posted Jun 9, 2005 at 10:48PM
I remember, in what seems a long while back, reading a Saville article where a widening yield spread was good for gold stocks and a narrowing yield spread was bad for gold stocks. The first two charts below seem to bear that out
You can see that the long corrective process in gold stocks started when the yield spread topped out. Now all things considering, the HUI looks like it has held up well despite the collapse of the yield spread.
Now of course the big question is whether this narrowing of the yield spread has hit a bottom? From what I understand the Fed plans to continue its "measured" raising of rates. What about the long side? Would bonds selling off, ie. a rise in yields, start widening the yield spread and give a boost to gold stocks?
Not long ago I would have said no. And the reason is that over the past fews years of the USD bear market, any USD countertrend rallies have happened in conjunction with long bonds selling off i.e. rising yields.
Indeed that is why the dollar bulls are saying when the bonds end thier pre-natural strength, the green-back is going to take off
But look at the charts below, which show that perhaps another relationship that has applied over the past few years may now be changing.
Have things changed? Here we see for this first time in years that the USD is trending in lockstep with bond prices. Bonds move up...so does the USD....Bonds sell off and down goes the greenback.
Now it is too soon to say whether the above marks some kind of sea-change but obviously the relationship between bonds is one to keep an eye on.
As far as why this would be happening I don't really know. I must admit bonds and yield spreads and impact on dollar and gold is getting into rubic cube territory for me.
Obviously being bullish on gold what I would expect to see is a sell off in bonds resulting in a selling off of the USD.

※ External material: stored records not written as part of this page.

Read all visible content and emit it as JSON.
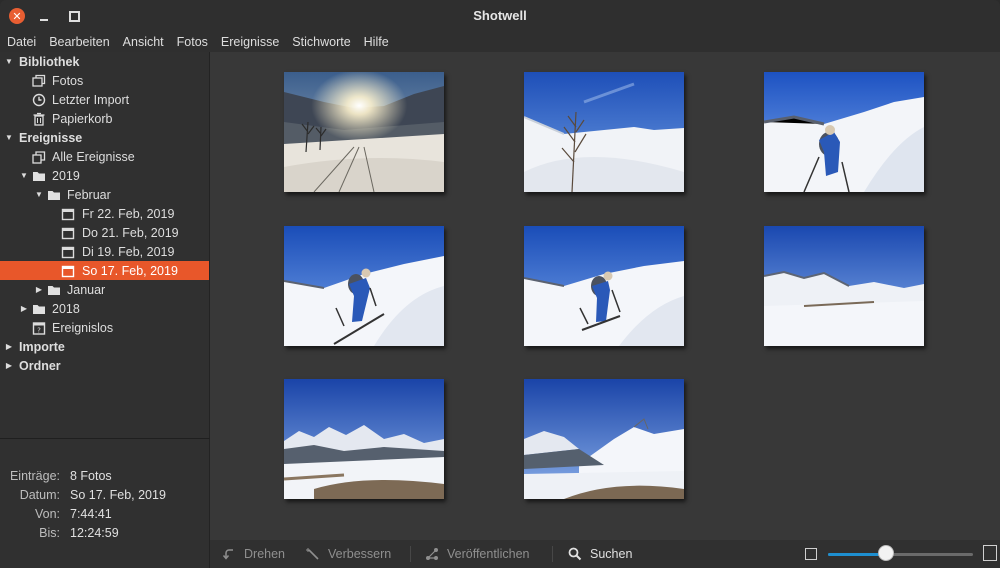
{
  "window": {
    "title": "Shotwell",
    "close_glyph": "✕"
  },
  "menu": [
    "Datei",
    "Bearbeiten",
    "Ansicht",
    "Fotos",
    "Ereignisse",
    "Stichworte",
    "Hilfe"
  ],
  "sidebar": {
    "library": {
      "label": "Bibliothek",
      "items": [
        {
          "label": "Fotos",
          "icon": "photos-icon"
        },
        {
          "label": "Letzter Import",
          "icon": "clock-icon"
        },
        {
          "label": "Papierkorb",
          "icon": "trash-icon"
        }
      ]
    },
    "events": {
      "label": "Ereignisse",
      "all_label": "Alle Ereignisse",
      "year_2019": "2019",
      "month_feb": "Februar",
      "days": [
        {
          "label": "Fr 22. Feb, 2019"
        },
        {
          "label": "Do 21. Feb, 2019"
        },
        {
          "label": "Di 19. Feb, 2019"
        },
        {
          "label": "So 17. Feb, 2019",
          "selected": true
        }
      ],
      "month_jan": "Januar",
      "year_2018": "2018",
      "no_event": "Ereignislos"
    },
    "imports_label": "Importe",
    "folders_label": "Ordner"
  },
  "info": {
    "entries_key": "Einträge:",
    "entries_val": "8 Fotos",
    "date_key": "Datum:",
    "date_val": "So 17. Feb, 2019",
    "from_key": "Von:",
    "from_val": "7:44:41",
    "to_key": "Bis:",
    "to_val": "12:24:59"
  },
  "photos": [
    {
      "scene": "sunrise-valley"
    },
    {
      "scene": "slope-dead-tree"
    },
    {
      "scene": "skier-climbing-near"
    },
    {
      "scene": "skier-climbing-left"
    },
    {
      "scene": "skier-climbing-mid"
    },
    {
      "scene": "ridge-panorama"
    },
    {
      "scene": "mountain-range"
    },
    {
      "scene": "mountain-range-right"
    }
  ],
  "toolbar": {
    "rotate": "Drehen",
    "enhance": "Verbessern",
    "publish": "Veröffentlichen",
    "search": "Suchen",
    "zoom_level": 0.4,
    "accent": "#e8572a",
    "slider_color": "#1e8fd0"
  }
}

We should find out soon enough as, not shown here, bonds are definitely toppy on both the daily and weekly charts.